Stewart welcomes walkers on his land, and they walk happily across it thinking how neat and green his fields look. The walkers don't know that the field should be full of plants other than bright, chemically fertilised Italian rye grass, and if they don't know, then who is going to tell Stewart Woods that the reason he doesn't see birds any more is because he's left them nothing to eat and nowhere to nest?

Of course, we aren't short of the wilful variety of ignorance around here either. We have a little catch- phrase at home, said in the thickest cod rural accent available: "You doan unnerstan' coun'ry ways". It's mostly applied to a nearby farm whose owners we have nicknamed Cow Pat and Bin Bag. They have a constant bonfire going, fuelled by plastic waste, sump oil and whatever out-of-date chemicals they find in the back of their barn. Their slurry pit - unfenced, illegal and about to engulf the public highway - has been a constant source of pollution to their neighbours' natural lake for 20 years. They leave herbicide and fertiliser sacks with remnant contents intact in the fields to scorch the grass and seep into the stream. Needless to say, they long ago ploughed away any evidence of footpaths or bridleways crossing their land. If anyone challenges their "guardianship of the countryside" they snarl over their pints about "incomers" (they are from two counties away themselves) and townies: "You doan unnerstan' coun'ry ways".

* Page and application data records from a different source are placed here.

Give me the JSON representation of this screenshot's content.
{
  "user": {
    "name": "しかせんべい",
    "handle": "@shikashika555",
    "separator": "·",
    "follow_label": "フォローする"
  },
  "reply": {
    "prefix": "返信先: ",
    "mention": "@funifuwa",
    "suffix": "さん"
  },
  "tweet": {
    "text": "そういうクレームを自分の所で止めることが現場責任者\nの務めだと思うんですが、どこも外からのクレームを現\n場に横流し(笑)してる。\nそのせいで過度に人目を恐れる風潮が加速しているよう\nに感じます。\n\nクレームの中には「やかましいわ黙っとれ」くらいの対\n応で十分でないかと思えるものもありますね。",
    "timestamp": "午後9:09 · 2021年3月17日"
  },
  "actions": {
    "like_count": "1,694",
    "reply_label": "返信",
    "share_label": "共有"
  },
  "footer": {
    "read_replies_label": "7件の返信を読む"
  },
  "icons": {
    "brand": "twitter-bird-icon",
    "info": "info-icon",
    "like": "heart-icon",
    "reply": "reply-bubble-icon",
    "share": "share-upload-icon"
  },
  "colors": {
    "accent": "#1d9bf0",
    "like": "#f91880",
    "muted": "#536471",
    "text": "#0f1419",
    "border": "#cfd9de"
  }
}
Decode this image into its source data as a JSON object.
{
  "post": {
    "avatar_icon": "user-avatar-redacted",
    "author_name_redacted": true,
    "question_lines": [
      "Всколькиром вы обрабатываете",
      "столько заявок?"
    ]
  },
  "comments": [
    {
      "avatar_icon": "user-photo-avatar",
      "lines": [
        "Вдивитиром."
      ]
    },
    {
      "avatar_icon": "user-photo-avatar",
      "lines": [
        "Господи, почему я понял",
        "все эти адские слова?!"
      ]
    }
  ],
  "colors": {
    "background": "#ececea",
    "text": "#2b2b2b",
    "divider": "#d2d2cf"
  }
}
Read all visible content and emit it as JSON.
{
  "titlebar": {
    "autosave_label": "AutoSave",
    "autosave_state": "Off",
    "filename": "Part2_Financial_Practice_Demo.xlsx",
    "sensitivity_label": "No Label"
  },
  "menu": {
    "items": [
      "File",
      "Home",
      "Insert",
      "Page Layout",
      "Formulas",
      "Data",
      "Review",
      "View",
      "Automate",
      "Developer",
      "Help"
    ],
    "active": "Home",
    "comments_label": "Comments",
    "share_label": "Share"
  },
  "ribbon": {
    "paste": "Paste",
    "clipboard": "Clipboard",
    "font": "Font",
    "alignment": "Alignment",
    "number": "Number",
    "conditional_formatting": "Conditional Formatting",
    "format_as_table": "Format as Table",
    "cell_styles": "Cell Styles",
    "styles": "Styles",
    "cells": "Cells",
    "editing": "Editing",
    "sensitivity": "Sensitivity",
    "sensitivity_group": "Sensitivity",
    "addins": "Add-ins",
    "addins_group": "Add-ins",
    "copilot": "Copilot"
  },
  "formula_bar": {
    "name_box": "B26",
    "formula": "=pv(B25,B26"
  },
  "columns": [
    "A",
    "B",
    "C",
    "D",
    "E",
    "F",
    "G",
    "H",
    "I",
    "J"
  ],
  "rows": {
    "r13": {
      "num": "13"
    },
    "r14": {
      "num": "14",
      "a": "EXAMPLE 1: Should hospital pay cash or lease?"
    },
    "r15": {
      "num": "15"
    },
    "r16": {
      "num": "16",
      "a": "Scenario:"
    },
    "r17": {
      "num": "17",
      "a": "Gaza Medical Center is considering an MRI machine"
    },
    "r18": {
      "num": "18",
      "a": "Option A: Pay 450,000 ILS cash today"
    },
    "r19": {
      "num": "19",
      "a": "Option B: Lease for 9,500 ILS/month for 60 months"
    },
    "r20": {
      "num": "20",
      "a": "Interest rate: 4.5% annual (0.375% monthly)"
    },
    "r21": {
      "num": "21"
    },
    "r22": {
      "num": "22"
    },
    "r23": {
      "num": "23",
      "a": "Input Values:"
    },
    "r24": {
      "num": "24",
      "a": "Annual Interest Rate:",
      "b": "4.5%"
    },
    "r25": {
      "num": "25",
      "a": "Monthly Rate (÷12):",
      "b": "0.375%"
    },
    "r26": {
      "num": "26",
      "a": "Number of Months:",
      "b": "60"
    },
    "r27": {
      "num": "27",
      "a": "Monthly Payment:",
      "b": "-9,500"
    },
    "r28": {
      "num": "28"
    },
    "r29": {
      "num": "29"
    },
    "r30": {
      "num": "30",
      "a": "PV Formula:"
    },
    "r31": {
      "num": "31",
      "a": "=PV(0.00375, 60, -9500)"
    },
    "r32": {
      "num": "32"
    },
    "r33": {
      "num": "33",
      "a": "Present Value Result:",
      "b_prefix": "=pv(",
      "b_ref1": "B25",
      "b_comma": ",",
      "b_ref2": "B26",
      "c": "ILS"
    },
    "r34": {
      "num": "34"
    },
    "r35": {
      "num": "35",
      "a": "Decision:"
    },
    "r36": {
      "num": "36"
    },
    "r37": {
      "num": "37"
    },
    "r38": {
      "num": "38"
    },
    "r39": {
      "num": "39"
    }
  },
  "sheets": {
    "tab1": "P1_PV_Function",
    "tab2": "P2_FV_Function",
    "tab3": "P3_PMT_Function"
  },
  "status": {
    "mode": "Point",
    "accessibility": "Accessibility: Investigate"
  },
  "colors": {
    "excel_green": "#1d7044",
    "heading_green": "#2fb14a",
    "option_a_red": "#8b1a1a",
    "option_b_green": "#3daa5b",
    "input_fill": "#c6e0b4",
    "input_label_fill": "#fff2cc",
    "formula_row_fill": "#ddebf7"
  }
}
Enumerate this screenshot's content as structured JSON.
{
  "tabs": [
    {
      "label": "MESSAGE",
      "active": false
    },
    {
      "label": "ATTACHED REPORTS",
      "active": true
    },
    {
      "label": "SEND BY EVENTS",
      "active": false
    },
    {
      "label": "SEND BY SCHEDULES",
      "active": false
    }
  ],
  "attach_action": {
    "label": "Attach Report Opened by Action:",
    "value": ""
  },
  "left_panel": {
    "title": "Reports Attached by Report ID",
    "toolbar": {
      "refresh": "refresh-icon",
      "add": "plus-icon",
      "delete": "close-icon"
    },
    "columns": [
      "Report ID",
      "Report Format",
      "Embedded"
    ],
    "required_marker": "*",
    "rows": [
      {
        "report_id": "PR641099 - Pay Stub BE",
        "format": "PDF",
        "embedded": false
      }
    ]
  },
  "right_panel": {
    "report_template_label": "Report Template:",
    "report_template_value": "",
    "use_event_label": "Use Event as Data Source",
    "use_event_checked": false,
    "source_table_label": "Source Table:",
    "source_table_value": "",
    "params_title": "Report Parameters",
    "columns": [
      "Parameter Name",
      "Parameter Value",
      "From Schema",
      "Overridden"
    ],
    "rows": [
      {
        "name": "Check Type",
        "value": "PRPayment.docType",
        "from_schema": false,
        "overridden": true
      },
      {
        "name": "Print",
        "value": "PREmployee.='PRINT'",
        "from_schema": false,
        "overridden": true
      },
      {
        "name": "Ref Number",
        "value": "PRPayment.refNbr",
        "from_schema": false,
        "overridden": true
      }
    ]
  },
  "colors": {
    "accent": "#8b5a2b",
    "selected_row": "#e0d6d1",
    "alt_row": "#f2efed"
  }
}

After decades of being shut out by landowners, the British public is about to be unleashed unfettered on to the land. The more militant ramblers may eventually find their way past Cow Pat and Bin Bags' barbed-wire and dogs, and the spotlight of public disapproval may finally force them to slap a little cosmetic neatness on their disgusting abuses.

"The Right to Roam" is democratic for sure, but without a little education on either side - landowners and walkers - I don't see how this new access will be good news for most of the English countryside. The walkers will exercise their "right" in the high-profile beauty spots of the National Parks, where farmers may make money out of the increased numbers of visitors. But in the quiet majority of the countryside landowners and farmers will go on chipping away - without understanding - at the precious little details in order to try to stay in business. Walkers won't come here in big enough numbers to make an economic impact, and they won't be effective watchdogs because they don't even know that they've just trampled the last stand of incredibly rare orchid in the land. Seems to me that doan nobody unnerstan' coun'ry ways.